Abstract: We examine how trustworthy behaviour can be achieved in the financial sector. The task is to ensure that firms are motivated to pursue long-term interests of customers rather than pursuing short-term profits. Firms’ self-interested pursuit of reputation, combined with regulation, is often not sufficient to ensure that this happens. We argue that trustworthy behaviour requires that at least some actors show a concern for the wellbeing of clients, or a respect for imposed standards, and that the behaviour of these actors is copied in such a way that it becomes a behavioural norm. We briefly suggest what such behavioural norms might need to be if trustworthy behaviour is to be achieved, and consider how they might be supported; we describe the research that is necessary in order to understand these norms in more detail. We argue that the norms of traders are different from the norms of those engaged in other activities, since they are inevitably self-interested, and we consider the risk that traders’ norms might undermine those of other actors. We analyse the task for governance in dealing with this problem, and the role which leadership by a corporate board and management might play in doing this. We describe the need for further research in to describe how this might be done.
Article posted to Journal of the British Academy, volume 6,
supplementary issue 1 (Reforming Business for the 21st Century).
Number of pages: 25 (pp. 131-155)
Publication date: 19 Dec 2018

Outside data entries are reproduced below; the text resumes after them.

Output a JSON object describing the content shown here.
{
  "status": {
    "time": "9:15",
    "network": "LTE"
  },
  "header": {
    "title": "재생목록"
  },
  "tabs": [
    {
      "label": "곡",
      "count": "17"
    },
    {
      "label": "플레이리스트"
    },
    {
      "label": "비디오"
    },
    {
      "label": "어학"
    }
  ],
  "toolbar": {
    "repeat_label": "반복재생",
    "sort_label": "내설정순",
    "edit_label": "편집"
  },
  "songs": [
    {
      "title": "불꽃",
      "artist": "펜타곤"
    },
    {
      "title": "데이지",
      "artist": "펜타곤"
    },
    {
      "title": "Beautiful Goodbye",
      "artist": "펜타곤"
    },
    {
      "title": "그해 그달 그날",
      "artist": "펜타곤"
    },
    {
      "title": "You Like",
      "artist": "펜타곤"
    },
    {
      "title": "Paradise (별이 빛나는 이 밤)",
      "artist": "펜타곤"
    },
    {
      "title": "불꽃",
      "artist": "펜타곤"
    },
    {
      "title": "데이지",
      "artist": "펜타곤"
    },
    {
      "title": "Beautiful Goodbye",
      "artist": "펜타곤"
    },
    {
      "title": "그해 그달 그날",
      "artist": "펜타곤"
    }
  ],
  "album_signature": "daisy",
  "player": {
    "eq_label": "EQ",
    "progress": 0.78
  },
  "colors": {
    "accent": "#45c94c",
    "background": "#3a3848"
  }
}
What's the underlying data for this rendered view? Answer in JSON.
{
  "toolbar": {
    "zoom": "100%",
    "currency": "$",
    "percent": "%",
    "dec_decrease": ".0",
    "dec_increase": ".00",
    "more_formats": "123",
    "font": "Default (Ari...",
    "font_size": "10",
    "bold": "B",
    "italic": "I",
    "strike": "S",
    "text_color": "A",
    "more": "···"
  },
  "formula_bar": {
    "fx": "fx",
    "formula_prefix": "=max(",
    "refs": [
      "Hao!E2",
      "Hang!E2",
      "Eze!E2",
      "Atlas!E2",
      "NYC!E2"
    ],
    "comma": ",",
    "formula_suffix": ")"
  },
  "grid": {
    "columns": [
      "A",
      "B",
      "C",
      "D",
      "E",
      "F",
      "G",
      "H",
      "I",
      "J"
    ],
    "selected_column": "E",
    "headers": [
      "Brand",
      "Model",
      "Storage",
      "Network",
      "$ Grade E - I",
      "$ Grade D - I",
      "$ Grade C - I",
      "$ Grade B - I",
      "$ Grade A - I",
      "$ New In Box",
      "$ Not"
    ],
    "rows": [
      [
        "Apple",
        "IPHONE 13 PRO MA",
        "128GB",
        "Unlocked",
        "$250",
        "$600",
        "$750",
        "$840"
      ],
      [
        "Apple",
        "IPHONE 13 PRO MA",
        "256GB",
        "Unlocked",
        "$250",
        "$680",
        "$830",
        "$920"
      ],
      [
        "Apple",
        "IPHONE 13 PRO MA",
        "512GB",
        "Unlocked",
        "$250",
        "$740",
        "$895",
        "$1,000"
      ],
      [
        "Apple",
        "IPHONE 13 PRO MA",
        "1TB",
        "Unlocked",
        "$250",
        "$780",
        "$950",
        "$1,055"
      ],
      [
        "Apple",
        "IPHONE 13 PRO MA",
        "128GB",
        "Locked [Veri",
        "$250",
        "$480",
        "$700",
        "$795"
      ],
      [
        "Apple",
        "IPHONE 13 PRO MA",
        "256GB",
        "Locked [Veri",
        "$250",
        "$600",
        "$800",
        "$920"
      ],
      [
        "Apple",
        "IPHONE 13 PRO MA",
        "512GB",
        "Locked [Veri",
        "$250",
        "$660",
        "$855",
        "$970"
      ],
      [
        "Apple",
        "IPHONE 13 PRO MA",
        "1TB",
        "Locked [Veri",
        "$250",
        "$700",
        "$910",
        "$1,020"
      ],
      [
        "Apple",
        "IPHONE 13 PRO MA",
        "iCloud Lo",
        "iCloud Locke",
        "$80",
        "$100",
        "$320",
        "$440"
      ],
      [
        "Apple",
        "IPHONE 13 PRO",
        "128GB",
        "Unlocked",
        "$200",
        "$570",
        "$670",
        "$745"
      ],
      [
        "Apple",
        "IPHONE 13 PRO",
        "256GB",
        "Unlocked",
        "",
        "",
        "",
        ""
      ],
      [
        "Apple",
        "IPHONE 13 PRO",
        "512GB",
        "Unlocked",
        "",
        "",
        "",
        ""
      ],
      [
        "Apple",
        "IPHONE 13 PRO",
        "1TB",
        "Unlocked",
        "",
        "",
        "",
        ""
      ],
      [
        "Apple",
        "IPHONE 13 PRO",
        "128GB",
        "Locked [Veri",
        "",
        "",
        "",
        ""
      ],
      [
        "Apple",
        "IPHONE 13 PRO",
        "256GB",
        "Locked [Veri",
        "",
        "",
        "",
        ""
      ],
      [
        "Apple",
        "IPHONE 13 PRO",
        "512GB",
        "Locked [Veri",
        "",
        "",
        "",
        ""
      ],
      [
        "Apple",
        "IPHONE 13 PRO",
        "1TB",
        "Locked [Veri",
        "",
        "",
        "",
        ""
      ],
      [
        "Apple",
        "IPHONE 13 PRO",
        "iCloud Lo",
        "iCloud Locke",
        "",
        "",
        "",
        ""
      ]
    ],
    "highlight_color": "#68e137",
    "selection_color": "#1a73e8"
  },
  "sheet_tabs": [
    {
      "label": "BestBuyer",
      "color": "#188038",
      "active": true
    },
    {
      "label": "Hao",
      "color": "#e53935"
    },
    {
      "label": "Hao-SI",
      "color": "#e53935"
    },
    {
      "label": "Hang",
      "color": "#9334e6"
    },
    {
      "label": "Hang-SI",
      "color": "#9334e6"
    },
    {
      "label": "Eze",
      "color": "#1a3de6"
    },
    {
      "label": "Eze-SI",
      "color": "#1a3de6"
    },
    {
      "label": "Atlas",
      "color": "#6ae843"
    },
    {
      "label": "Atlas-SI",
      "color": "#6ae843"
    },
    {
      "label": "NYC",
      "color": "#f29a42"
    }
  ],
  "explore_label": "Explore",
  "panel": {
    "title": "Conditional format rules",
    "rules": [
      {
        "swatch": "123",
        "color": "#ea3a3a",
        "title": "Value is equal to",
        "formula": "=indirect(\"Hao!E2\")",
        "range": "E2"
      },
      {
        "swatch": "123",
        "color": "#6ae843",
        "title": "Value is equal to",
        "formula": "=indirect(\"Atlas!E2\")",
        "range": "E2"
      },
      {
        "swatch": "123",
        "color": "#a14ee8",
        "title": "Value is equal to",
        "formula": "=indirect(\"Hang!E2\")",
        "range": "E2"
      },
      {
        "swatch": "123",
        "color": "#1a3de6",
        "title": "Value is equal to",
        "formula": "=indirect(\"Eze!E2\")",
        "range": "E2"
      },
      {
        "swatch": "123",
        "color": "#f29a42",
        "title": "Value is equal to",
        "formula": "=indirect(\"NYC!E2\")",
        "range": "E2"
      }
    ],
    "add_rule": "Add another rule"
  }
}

Author: Aisling Crean, Natalie Gold, David Vines and Annie Williamson
Publisher: Journal of the British Academy